Going from left to right in this law is called EXPANDING. Going from right to left in this law is called FACTORISATION. Much of the first laws of algebra one learns falls under one of these two processes.

Associativity of an operation which operates on two inputs relates the ways in which the operation can operate on three inputs. The statement itself says that given three inputs, operating on the first two and using the result to operate with the third is the same as operating on the last two and then combining the result (as the second input) with the first input. This exercise and similar exercises show that this means that when adding three inputs it does not matter how the inputs are paired and added the answer will be the same.

Very fundamental part of geometry from which basically all results follow. A more relaxed version of congruence is similarity which allows the triangles to be proportional to each other rather than exactly the same. The conditions for similarity are the same but with S now denoting the pair of sides be in the same ratio as any other pair of corresponding sides, rather than being exactly equal.

A cyclic quadrilateral is one whose 4 vertices lie on a circle. We show here that such a quadrilateral must have its opposite angles adding up to 180 degrees.
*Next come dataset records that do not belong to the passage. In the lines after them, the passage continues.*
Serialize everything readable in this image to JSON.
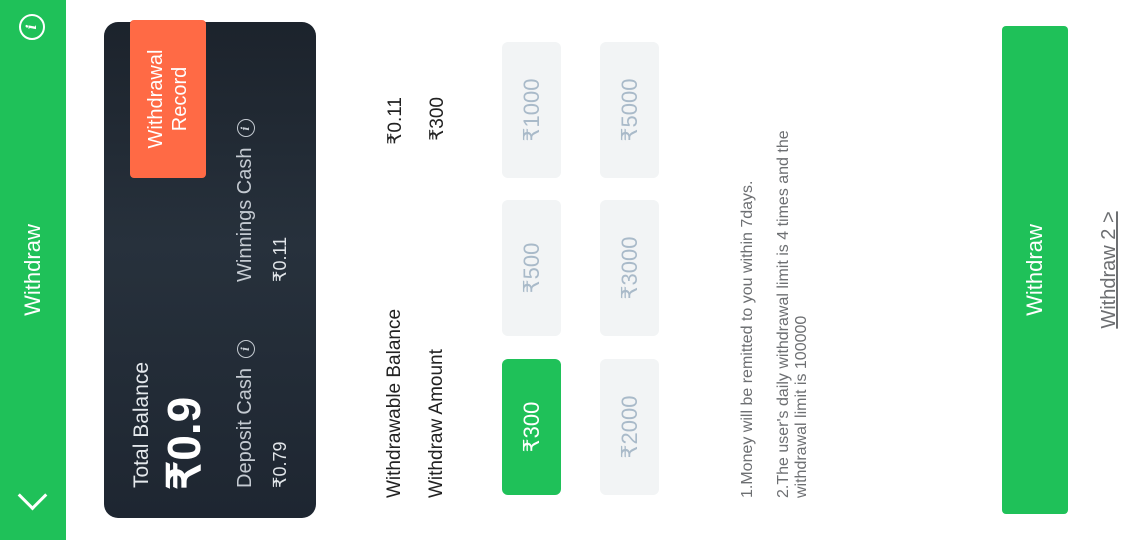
{
  "header": {
    "title": "Withdraw",
    "back_icon": "chevron-left-icon",
    "info_label": "i"
  },
  "balance_card": {
    "total_label": "Total Balance",
    "total_value": "₹0.9",
    "record_button": "Withdrawal Record",
    "deposit_label": "Deposit Cash",
    "deposit_value": "₹0.79",
    "winnings_label": "Winnings Cash",
    "winnings_value": "₹0.11",
    "info_label": "i"
  },
  "withdrawable": {
    "label": "Withdrawable Balance",
    "value": "₹0.11"
  },
  "withdraw_amount": {
    "label": "Withdraw Amount",
    "value": "₹300"
  },
  "amounts": [
    {
      "label": "₹300",
      "selected": true
    },
    {
      "label": "₹500",
      "selected": false
    },
    {
      "label": "₹1000",
      "selected": false
    },
    {
      "label": "₹2000",
      "selected": false
    },
    {
      "label": "₹3000",
      "selected": false
    },
    {
      "label": "₹5000",
      "selected": false
    }
  ],
  "notes": [
    "1.Money will be remitted to you within 7days.",
    "2.The user's daily withdrawal limit is 4 times and the withdrawal limit is 100000"
  ],
  "withdraw_button": "Withdraw",
  "withdraw2_link": "Withdraw 2 >",
  "colors": {
    "accent": "#1fc159",
    "record": "#ff6a45",
    "card": "#1e2631"
  }
}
The converse is also true but not examined here : anytime a quadrilateral has opposite angles adding up to 180, its vertices lie on a circle.